I'll be honest with everyone, I'm at a point in my semester where I have stress piled on stress piled on stress. Looking for jobs, and working on my thesis consumed every moment of spring break, so I apologize for running on Empty.
Regarding last class, I'm very happy with our conversation on the topic of games. I think people's favorite games tell a lot about them, and we had a great discussion about what we like and look for in games. It's interesting to me how many people get addicted to mobile games, and the different reasons they give for getting pulled in. Eni, in particular, mentioned Kim Kardashian: Hollywood, a game that I also was sucked into a while back. It's crazy how even silly-seeming games have the power to pull you in.
When I was a child, video games were so important. I remember hours of playing Animal Crossing on my Nintendo DS with friends (with or without multi-player options), and bonding over the husbands and children we had in Harvest Moon. Kingdom Hearts is still my favorite game, and I have many fond memories of taking turns playing with my best friend. What strikes me about games like I've mentioned, is that they're still relevant today. The slightest mention of one of these games can turn into a full-blown nostalgia-fest with the most unexpected people, and I treasure these conversations. Although I was never a gamer, I understand why these bonds are important.
On a small scale this past weekend, my dad and I bonded over a hidden pictures-esque game he found on the Play Store (the name of which escapes me). We had a great time playing through and finding the hidden items, and it was a cool experience to bond over a multi-generational game taken to a mobile platform.
In class, I had the time of my life playing Little Alchemy 2, and it seems like others did as well. It was amazing to combine different elements and see what could be built, and remains an apt analogy for our class. Katherine's progress in the game was admirable, and I still can't figure out how she created life! I may have to go back and play some more, when I have time (hah-- what's "time"?)
I'm happy that I was able to participate in the studio visit with Remi Kalir and Keegan Long-Wheeler. As you will see in my first DDA response below, I am not well-versed in video games. I enjoy them, but I haven't played in years (although I'm coming out of retirement for Kingdom Hearts 3-- FINALLY). Our conversation regarding the importance of games made me ponder how they might be incorporated into the classroom to evoke responses from students. We live in a time where everyone is so jaded that we cannot take fun for granted, and I believe it should be integrated in every way possible. I'm excited to see the games that Professor Maha Bali's students in Egypt are working on, and I look forward to communicating with them!
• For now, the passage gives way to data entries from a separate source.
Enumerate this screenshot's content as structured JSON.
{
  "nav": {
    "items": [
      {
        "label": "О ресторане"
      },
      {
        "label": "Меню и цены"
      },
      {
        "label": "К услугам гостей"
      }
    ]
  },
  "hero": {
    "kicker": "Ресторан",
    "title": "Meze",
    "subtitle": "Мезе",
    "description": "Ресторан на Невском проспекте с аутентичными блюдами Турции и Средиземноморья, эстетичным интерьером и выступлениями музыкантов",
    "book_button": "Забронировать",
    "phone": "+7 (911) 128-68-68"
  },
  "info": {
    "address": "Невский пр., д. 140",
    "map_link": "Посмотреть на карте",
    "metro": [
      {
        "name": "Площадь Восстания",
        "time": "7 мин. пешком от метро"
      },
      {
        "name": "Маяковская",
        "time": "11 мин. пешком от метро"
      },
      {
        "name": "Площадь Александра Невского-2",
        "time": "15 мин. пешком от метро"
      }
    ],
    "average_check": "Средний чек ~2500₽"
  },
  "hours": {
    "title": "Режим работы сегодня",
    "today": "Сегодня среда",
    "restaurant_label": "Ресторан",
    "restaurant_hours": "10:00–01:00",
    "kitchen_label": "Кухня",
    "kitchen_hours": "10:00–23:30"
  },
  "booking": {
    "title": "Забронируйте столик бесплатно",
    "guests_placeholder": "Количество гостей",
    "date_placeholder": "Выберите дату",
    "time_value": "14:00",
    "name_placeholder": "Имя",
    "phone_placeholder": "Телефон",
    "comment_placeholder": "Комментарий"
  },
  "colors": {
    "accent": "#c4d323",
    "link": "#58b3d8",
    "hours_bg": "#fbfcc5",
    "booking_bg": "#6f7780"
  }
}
DDAs: 3/13 through 3/19/18
My caption sums it up...as I've said, video games are fun and important and cool but am I a gamer? Not whatsoever.
As Hailey and I have discussed, there's really no way of making eyes look normal in this kind of picture. But "artsy" was my goal so.....
In conclusion, I'm nervous for this week. Sound editing is not really my thing, so we'll see how it goes! I have a lot of admiration for people who do it well. Last semester, I was quite impressed by Brooke, and I can't wait to see what this semester brings!